As regular readers of this blog know, I’ve been very excited about Sigma’s new line of DN lenses since I first posted about them back in early January. And now that I’ve spent a few weeks with the Sigma 30mm F2.8 EX DN paired with my trusty Olympus E-PL2, I can report that this has quickly become one of my favorite lenses for my Micro Four Thirds cameras for making both stills and videos.
In the hands, this camera and lens combination feels like a classic analog rangefinder from years gone by. Except, of course, that the Sigma 30mm F2.8 EX DN is a fully modern lens designed for the rigors of today: it autofocuses with a linear drive motor that is optimized for both still images and HD video capture without intrusive motor noise, and the telecentric optics are designed for edge to edge sharpness with digital image sensors.
As you look at the images in the this article, you will, of course note how sharp and crisp the in-focus elements are in the frames. But also pay special attention to the lovely quality of the bokeh in the highlights in shot of the tulips, the pizza store mascot, and behind the skateboarder. That’s the feeling the seven rounded aperture blades lend to the images.
This is a lens that is designed for discerning photographers who pay attention to all the details. When the shoot requires switching to manual focus, the focus ring is nicely ridged and wide enough for a confident grip with a thumb and index finger, and the rotational resistance is well damped–not too loose, not too stiff. And of course, it is internal focusing, so when a 46mm filter, such as a polarizer, is threaded on, it won’t rotate its angle during any focusing operations.

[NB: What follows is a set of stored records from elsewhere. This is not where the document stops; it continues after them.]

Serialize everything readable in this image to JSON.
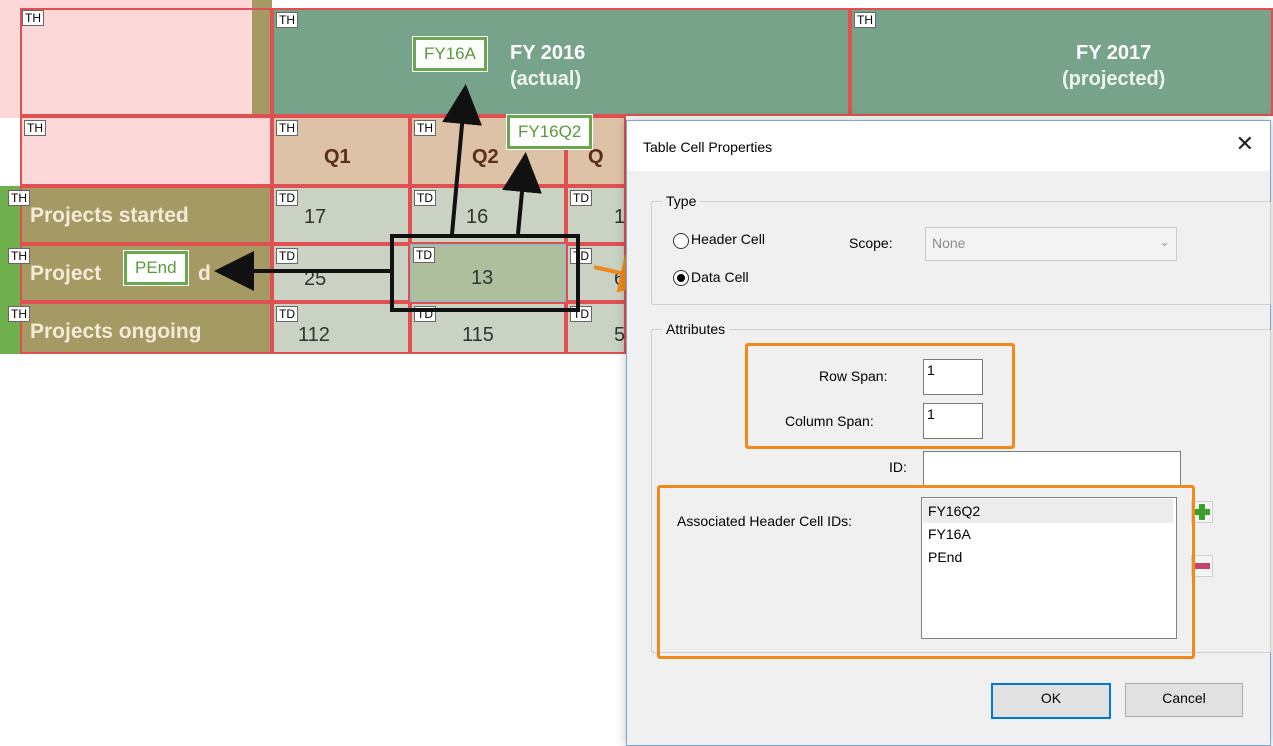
{
  "table": {
    "tag_th": "TH",
    "tag_td": "TD",
    "fy2016_line1": "FY 2016",
    "fy2016_line2": "(actual)",
    "fy2017_line1": "FY 2017",
    "fy2017_line2": "(projected)",
    "q1": "Q1",
    "q2": "Q2",
    "q3_partial": "Q",
    "rows": [
      {
        "label": "Projects started",
        "q1": "17",
        "q2": "16",
        "q3": "1"
      },
      {
        "label": "Project",
        "label_tail": "d",
        "q1": "25",
        "q2": "13",
        "q3": "6"
      },
      {
        "label": "Projects ongoing",
        "q1": "112",
        "q2": "115",
        "q3": "5"
      }
    ]
  },
  "callouts": {
    "fy16a": "FY16A",
    "fy16q2": "FY16Q2",
    "pend": "PEnd"
  },
  "dialog": {
    "title": "Table Cell Properties",
    "close_label": "✕",
    "type_group": "Type",
    "header_cell": "Header Cell",
    "data_cell": "Data Cell",
    "scope_label": "Scope:",
    "scope_value": "None",
    "attributes_group": "Attributes",
    "row_span_label": "Row Span:",
    "row_span_value": "1",
    "column_span_label": "Column Span:",
    "column_span_value": "1",
    "id_label": "ID:",
    "id_value": "",
    "assoc_label": "Associated Header Cell IDs:",
    "assoc_ids": [
      "FY16Q2",
      "FY16A",
      "PEnd"
    ],
    "ok_label": "OK",
    "cancel_label": "Cancel"
  },
  "colors": {
    "green_header": "#77a38a",
    "pink": "#fdd8d8",
    "tan": "#ddc2a8",
    "olive": "#a59a63",
    "accent_orange": "#f08a1c",
    "callout_green": "#6aa84f"
  }
}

The linear drive autofocus motor in the Sigma 30mm F2.8 EX DN is exceptionally quiet. Of course, this is great for still shooting without disturbing skittish or sleeping subjects. But it is even more so for capturing HD video with autofocus engaged to keep moving subjects in focus as camera position or your subject move about. In my experiments, in all but the most extremely silent situations, the linear drive autofocus should be imperceptible and indistinguishable from the existing ambient and environmental background noise during video capture. (We’ll be posting some video samples on our YouTube channel in the near future.)
The Sigma 30mm F2.8 EX DN is a “standard” lens on both the Micro Four Thirds and the Sony E-Mount systems. When focal length and sensor sizes are taken into account, it is just a touch wider than 50mm on the Sony NEX cameras, and just a touch longer than 50mm on mirrorless interchangable lens cameras from Panasonic and Olympus.
This means that the relationship between objects anywhere within the frame, and anywhere in the fore-, middle-, and background will be very similar to the natural perception of our eyes. There’s neither much in the way of telephoto compression (significantly minimizing the apparent distance between objects) or wide angle forced perspectives (expanding the apparent distance between foreground and background subjects.) The naturally pleasing look of this standard field of view never feels out of style.
For discerning photographers shooting with Sony E-Mount and Micro Four Thirds cameras the Sigma 30mm F2.8 EX DN is a great new standard lens for both stills and videos. It combines a rock-solid build, a telecentric “designed-for-digital” optics system for edge-to-edge sharpness, a state-of-the-art linear drive autofocus system for seriously unobtrusive AF adjustments, and seven rounded aperture blades for simply lovely bokeh.
This lens has a classic feel, classic looks, and a very nice price. Some things simply never go out of style.